[Start of section]

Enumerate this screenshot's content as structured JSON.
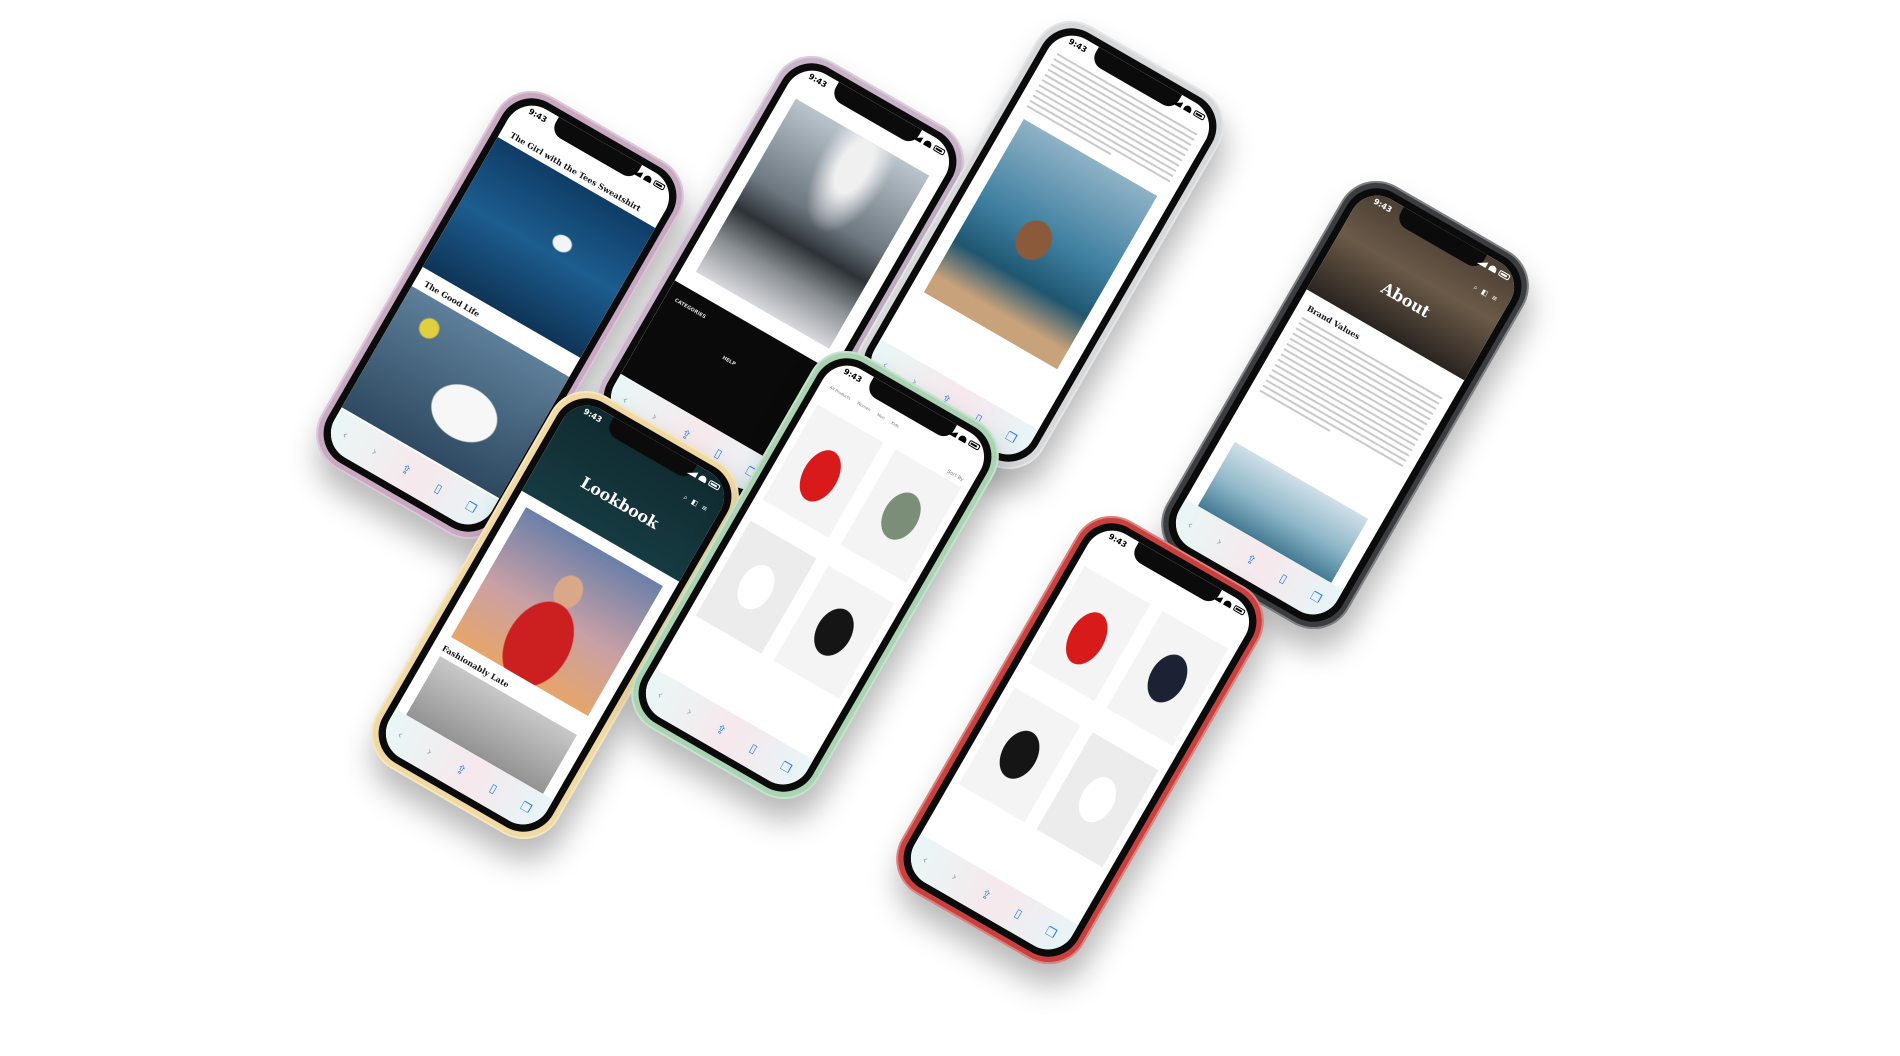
{
  "status_time": "9:43",
  "frame_colors": {
    "lilac": "#c9a9c2",
    "lavender": "#c8b3c9",
    "silver": "#d6d8da",
    "graphite": "#3b3d40",
    "gold": "#f0d9a2",
    "mint": "#a9d3b3",
    "red": "#c8413e"
  },
  "phones": {
    "blog": {
      "post1_title": "The Girl with the Tees Sweatshirt",
      "post2_title": "The Good Life"
    },
    "lighthouse": {
      "footer_categories": "CATEGORIES",
      "footer_help": "HELP"
    },
    "about": {
      "hero_title": "About",
      "section_title": "Brand Values"
    },
    "lookbook": {
      "hero_title": "Lookbook",
      "post_title": "Fashionably Late"
    },
    "shop": {
      "tabs": [
        "All Products",
        "Women",
        "Men",
        "Kids"
      ],
      "sort_label": "Sort By"
    }
  },
  "toolbar_icons": [
    "back-icon",
    "forward-icon",
    "share-icon",
    "bookmarks-icon",
    "tabs-icon"
  ]
}
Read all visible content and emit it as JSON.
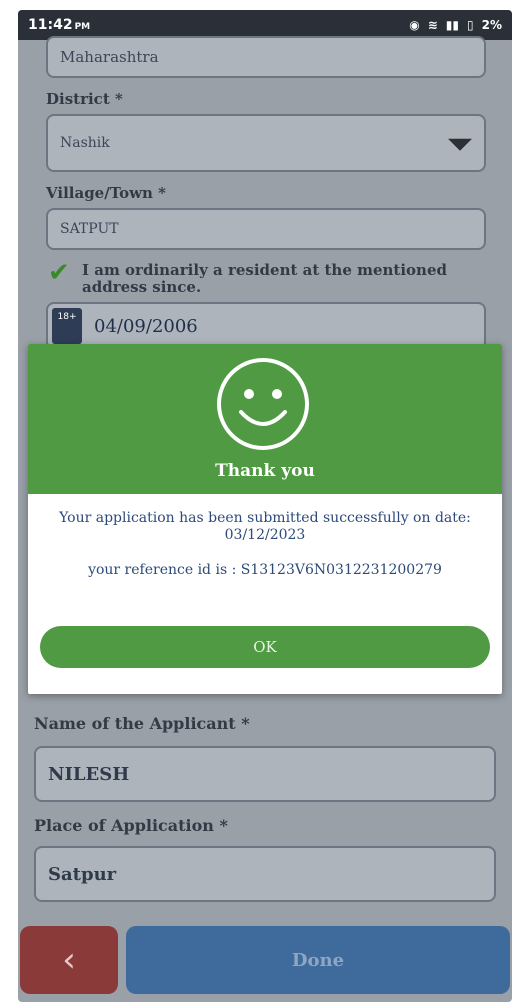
{
  "status_bar": {
    "time": "11:42",
    "ampm": "PM",
    "battery": "2%"
  },
  "form": {
    "state_value": "Maharashtra",
    "district_label": "District *",
    "district_value": "Nashik",
    "village_label": "Village/Town *",
    "village_value": "SATPUT",
    "resident_text": "I am ordinarily a resident at the mentioned address since.",
    "calendar_badge": "18+",
    "resident_date": "04/09/2006",
    "applicant_label": "Name of the Applicant *",
    "applicant_value": "NILESH",
    "place_label": "Place of Application *",
    "place_value": "Satpur"
  },
  "dialog": {
    "title": "Thank you",
    "message": "Your application has been submitted successfully on date: 03/12/2023",
    "reference": "your reference id is : S13123V6N0312231200279",
    "ok_label": "OK"
  },
  "bottom_bar": {
    "back_icon": "chevron-left-icon",
    "done_label": "Done"
  },
  "colors": {
    "accent_green": "#4f9a43",
    "done_blue": "#3f6a9c",
    "back_red": "#8b3a3a"
  }
}
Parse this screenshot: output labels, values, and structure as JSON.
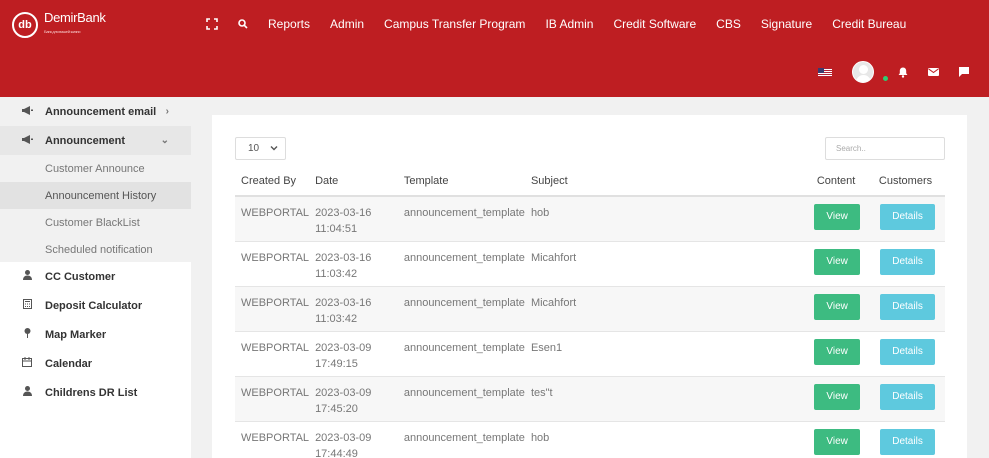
{
  "app": {
    "logo_mark": "db",
    "logo_name": "DemirBank",
    "logo_tagline": "Банк для вашей жизни"
  },
  "nav": {
    "items": [
      "Reports",
      "Admin",
      "Campus Transfer Program",
      "IB Admin",
      "Credit Software",
      "CBS",
      "Signature",
      "Credit Bureau"
    ],
    "icons": [
      "fullscreen-icon",
      "search-icon"
    ]
  },
  "header_right": {
    "icons": [
      "us-flag-icon",
      "avatar",
      "bell-icon",
      "mail-icon",
      "chat-icon"
    ]
  },
  "sidebar": {
    "items": [
      {
        "label": "Announcement email",
        "icon": "megaphone-icon",
        "chevron": "right"
      },
      {
        "label": "Announcement",
        "icon": "megaphone-icon",
        "chevron": "down"
      }
    ],
    "sub_items": [
      {
        "label": "Customer Announce"
      },
      {
        "label": "Announcement History"
      },
      {
        "label": "Customer BlackList"
      },
      {
        "label": "Scheduled notification"
      }
    ],
    "lower_items": [
      {
        "label": "CC Customer",
        "icon": "user-icon"
      },
      {
        "label": "Deposit Calculator",
        "icon": "calculator-icon"
      },
      {
        "label": "Map Marker",
        "icon": "pin-icon"
      },
      {
        "label": "Calendar",
        "icon": "calendar-icon"
      },
      {
        "label": "Childrens DR List",
        "icon": "user-icon"
      }
    ]
  },
  "table_controls": {
    "page_size": "10",
    "search_placeholder": "Search.."
  },
  "table": {
    "headers": [
      "Created By",
      "Date",
      "Template",
      "Subject",
      "Content",
      "Customers"
    ],
    "view_label": "View",
    "details_label": "Details",
    "rows": [
      {
        "created_by": "WEBPORTAL",
        "date": "2023-03-16",
        "time": "11:04:51",
        "template": "announcement_template",
        "subject": "hob"
      },
      {
        "created_by": "WEBPORTAL",
        "date": "2023-03-16",
        "time": "11:03:42",
        "template": "announcement_template",
        "subject": "Micahfort"
      },
      {
        "created_by": "WEBPORTAL",
        "date": "2023-03-16",
        "time": "11:03:42",
        "template": "announcement_template",
        "subject": "Micahfort"
      },
      {
        "created_by": "WEBPORTAL",
        "date": "2023-03-09",
        "time": "17:49:15",
        "template": "announcement_template",
        "subject": "Esen1"
      },
      {
        "created_by": "WEBPORTAL",
        "date": "2023-03-09",
        "time": "17:45:20",
        "template": "announcement_template",
        "subject": "tes\"t"
      },
      {
        "created_by": "WEBPORTAL",
        "date": "2023-03-09",
        "time": "17:44:49",
        "template": "announcement_template",
        "subject": "hob"
      }
    ]
  },
  "colors": {
    "header": "#be1e22",
    "view_button": "#3dbb81",
    "details_button": "#5ec9de",
    "online_dot": "#2ecc71"
  }
}
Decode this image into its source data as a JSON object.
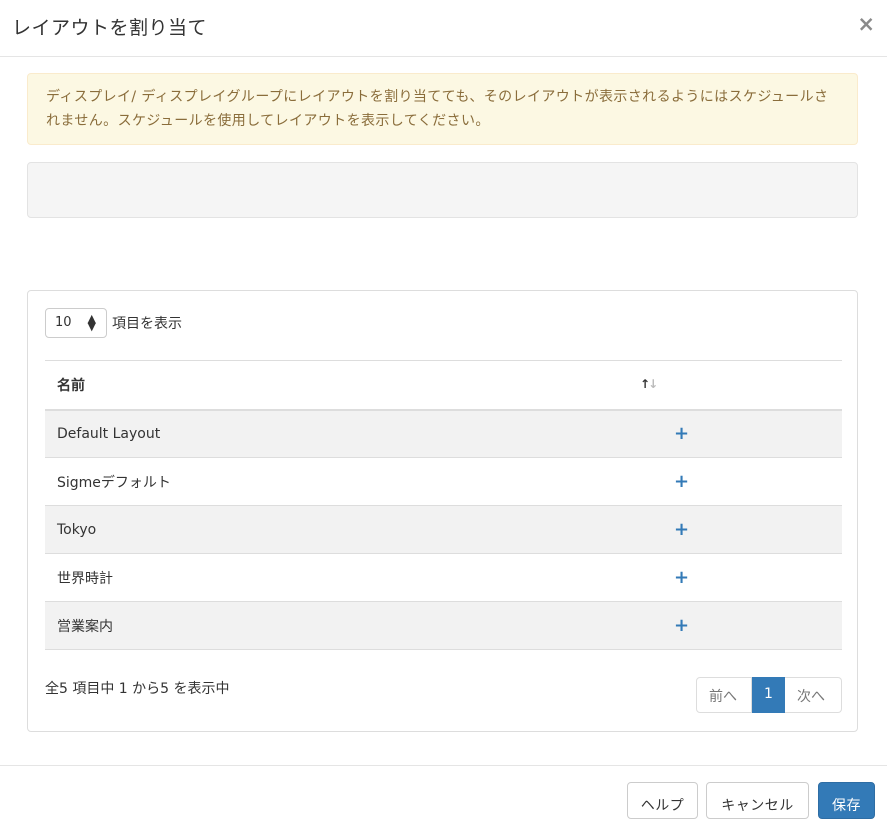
{
  "modal": {
    "title": "レイアウトを割り当て",
    "close_icon": "×"
  },
  "alert": {
    "message": "ディスプレイ/ ディスプレイグループにレイアウトを割り当てても、そのレイアウトが表示されるようにはスケジュールされません。スケジュールを使用してレイアウトを表示してください。"
  },
  "length": {
    "value": "10",
    "label": "項目を表示"
  },
  "table": {
    "header_name": "名前",
    "rows": [
      {
        "name": "Default Layout",
        "action": "+"
      },
      {
        "name": "Sigmeデフォルト",
        "action": "+"
      },
      {
        "name": "Tokyo",
        "action": "+"
      },
      {
        "name": "世界時計",
        "action": "+"
      },
      {
        "name": "営業案内",
        "action": "+"
      }
    ]
  },
  "info": "全5 項目中 1 から5 を表示中",
  "pagination": {
    "prev": "前へ",
    "current": "1",
    "next": "次へ"
  },
  "footer": {
    "help": "ヘルプ",
    "cancel": "キャンセル",
    "save": "保存"
  },
  "colors": {
    "primary": "#337ab7",
    "alert_bg": "#fcf8e3",
    "alert_text": "#8a6d3b"
  }
}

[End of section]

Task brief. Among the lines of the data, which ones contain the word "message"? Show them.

Answer below.
    "message": "Your application has been submitted successfully on date: 03/12/2023",
    "message": "ディスプレイ/ ディスプレイグループにレイアウトを割り当てても、そのレイアウトが表示されるようにはスケジュールされません。スケジュールを使用してレイアウトを表示してください。"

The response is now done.